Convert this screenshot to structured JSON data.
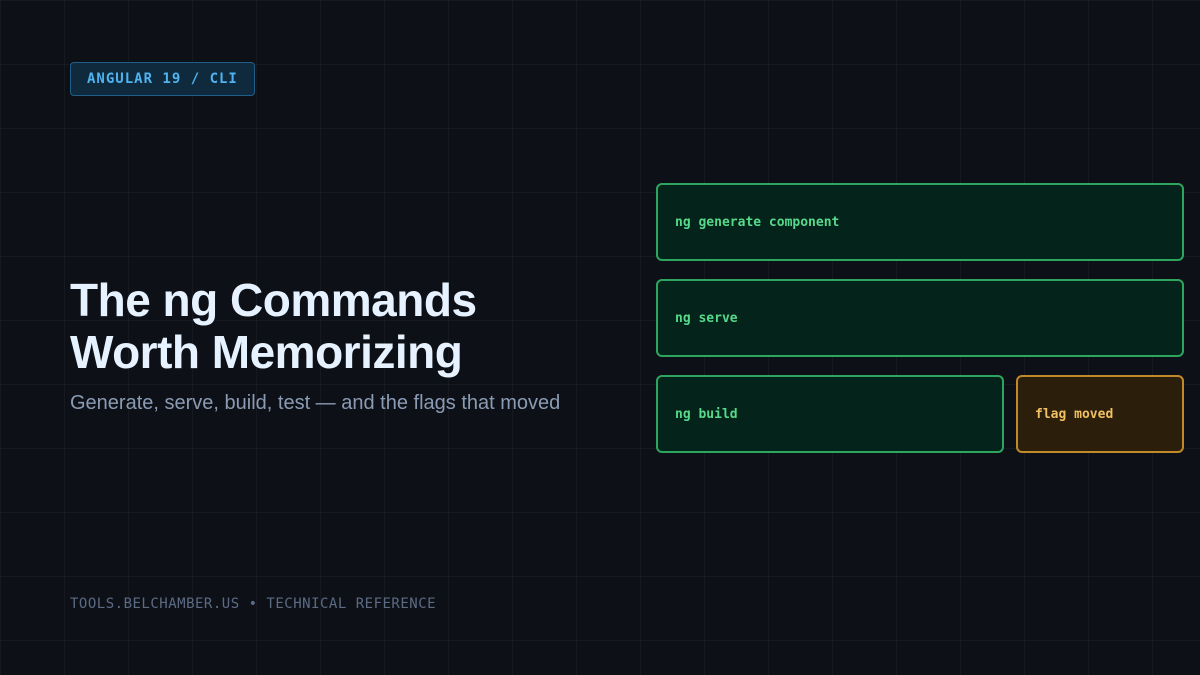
{
  "badge": {
    "label": "ANGULAR 19 / CLI"
  },
  "hero": {
    "title_line1": "The ng Commands",
    "title_line2": "Worth Memorizing",
    "subtitle": "Generate, serve, build, test — and the flags that moved"
  },
  "commands": [
    {
      "label": "ng generate component",
      "status": "ok"
    },
    {
      "label": "ng serve",
      "status": "ok"
    },
    {
      "label": "ng build",
      "status": "ok"
    },
    {
      "label": "flag moved",
      "status": "warning"
    }
  ],
  "footer": {
    "text": "TOOLS.BELCHAMBER.US • TECHNICAL REFERENCE"
  },
  "colors": {
    "background": "#0d1117",
    "accent_blue": "#4fb3f0",
    "ok_green": "#56d98a",
    "warning_amber": "#f0c060",
    "title": "#e6f2ff",
    "muted": "#8b9bb4"
  }
}
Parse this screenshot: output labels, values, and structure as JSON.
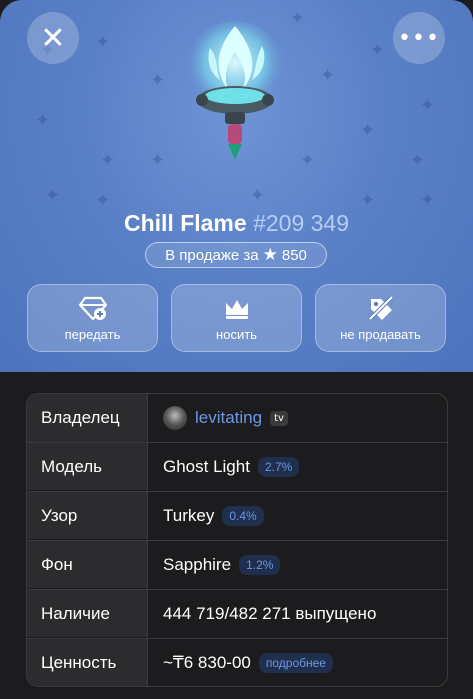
{
  "header": {
    "close_icon": "close-icon",
    "more_icon": "more-icon",
    "gift_name": "Chill Flame",
    "gift_number": "#209 349",
    "sale_prefix": "В продаже за",
    "star_glyph": "★",
    "sale_price": "850",
    "bg_color": "#5a80c7"
  },
  "actions": [
    {
      "label": "передать",
      "icon": "gift-transfer-icon"
    },
    {
      "label": "носить",
      "icon": "crown-icon"
    },
    {
      "label": "не продавать",
      "icon": "tag-off-icon"
    }
  ],
  "details": {
    "owner": {
      "key": "Владелец",
      "value": "levitating",
      "badge": "tv"
    },
    "model": {
      "key": "Модель",
      "value": "Ghost Light",
      "rarity": "2.7%"
    },
    "pattern": {
      "key": "Узор",
      "value": "Turkey",
      "rarity": "0.4%"
    },
    "backdrop": {
      "key": "Фон",
      "value": "Sapphire",
      "rarity": "1.2%"
    },
    "availability": {
      "key": "Наличие",
      "value": "444 719/482 271 выпущено"
    },
    "value": {
      "key": "Ценность",
      "value": "~₸6 830-00",
      "more": "подробнее"
    }
  }
}
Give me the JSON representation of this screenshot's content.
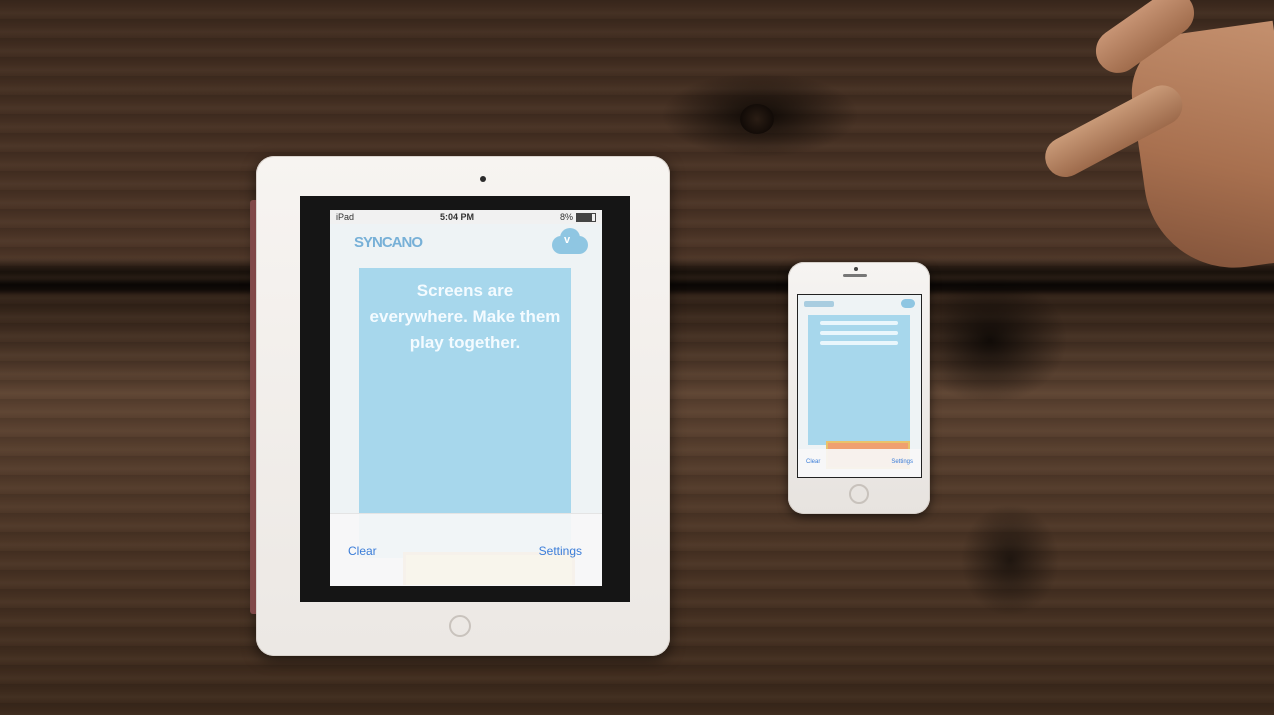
{
  "ipad": {
    "status": {
      "left": "iPad",
      "time": "5:04 PM",
      "battery": "8%"
    },
    "logo": "SYNCANO",
    "hero_title": "Screens are everywhere. Make them play together.",
    "toolbar": {
      "clear_label": "Clear",
      "settings_label": "Settings"
    }
  },
  "iphone": {
    "toolbar": {
      "clear_label": "Clear",
      "settings_label": "Settings"
    }
  },
  "colors": {
    "hero": "#a7d7ec",
    "link": "#3b7dd8",
    "wood": "#4b3426"
  },
  "icons": [
    "cloud-chevron-icon",
    "wifi-icon",
    "battery-icon"
  ]
}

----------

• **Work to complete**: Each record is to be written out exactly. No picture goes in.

• **Task output**:
Convert this screenshot to structured JSON data.
{
  "badge": {
    "label": "ANGULAR 19 / CLI"
  },
  "hero": {
    "title_line1": "The ng Commands",
    "title_line2": "Worth Memorizing",
    "subtitle": "Generate, serve, build, test — and the flags that moved"
  },
  "commands": [
    {
      "label": "ng generate component",
      "status": "ok"
    },
    {
      "label": "ng serve",
      "status": "ok"
    },
    {
      "label": "ng build",
      "status": "ok"
    },
    {
      "label": "flag moved",
      "status": "warning"
    }
  ],
  "footer": {
    "text": "TOOLS.BELCHAMBER.US • TECHNICAL REFERENCE"
  },
  "colors": {
    "background": "#0d1117",
    "accent_blue": "#4fb3f0",
    "ok_green": "#56d98a",
    "warning_amber": "#f0c060",
    "title": "#e6f2ff",
    "muted": "#8b9bb4"
  }
}
Parse this screenshot: output labels, values, and structure as JSON.
{
  "header": {
    "close_icon": "close-icon",
    "more_icon": "more-icon",
    "gift_name": "Chill Flame",
    "gift_number": "#209 349",
    "sale_prefix": "В продаже за",
    "star_glyph": "★",
    "sale_price": "850",
    "bg_color": "#5a80c7"
  },
  "actions": [
    {
      "label": "передать",
      "icon": "gift-transfer-icon"
    },
    {
      "label": "носить",
      "icon": "crown-icon"
    },
    {
      "label": "не продавать",
      "icon": "tag-off-icon"
    }
  ],
  "details": {
    "owner": {
      "key": "Владелец",
      "value": "levitating",
      "badge": "tv"
    },
    "model": {
      "key": "Модель",
      "value": "Ghost Light",
      "rarity": "2.7%"
    },
    "pattern": {
      "key": "Узор",
      "value": "Turkey",
      "rarity": "0.4%"
    },
    "backdrop": {
      "key": "Фон",
      "value": "Sapphire",
      "rarity": "1.2%"
    },
    "availability": {
      "key": "Наличие",
      "value": "444 719/482 271 выпущено"
    },
    "value": {
      "key": "Ценность",
      "value": "~₸6 830-00",
      "more": "подробнее"
    }
  }
}
Give me the JSON representation of this screenshot's content.
{
  "ipad": {
    "status": {
      "left": "iPad",
      "time": "5:04 PM",
      "battery": "8%"
    },
    "logo": "SYNCANO",
    "hero_title": "Screens are everywhere. Make them play together.",
    "toolbar": {
      "clear_label": "Clear",
      "settings_label": "Settings"
    }
  },
  "iphone": {
    "toolbar": {
      "clear_label": "Clear",
      "settings_label": "Settings"
    }
  },
  "colors": {
    "hero": "#a7d7ec",
    "link": "#3b7dd8",
    "wood": "#4b3426"
  },
  "icons": [
    "cloud-chevron-icon",
    "wifi-icon",
    "battery-icon"
  ]
}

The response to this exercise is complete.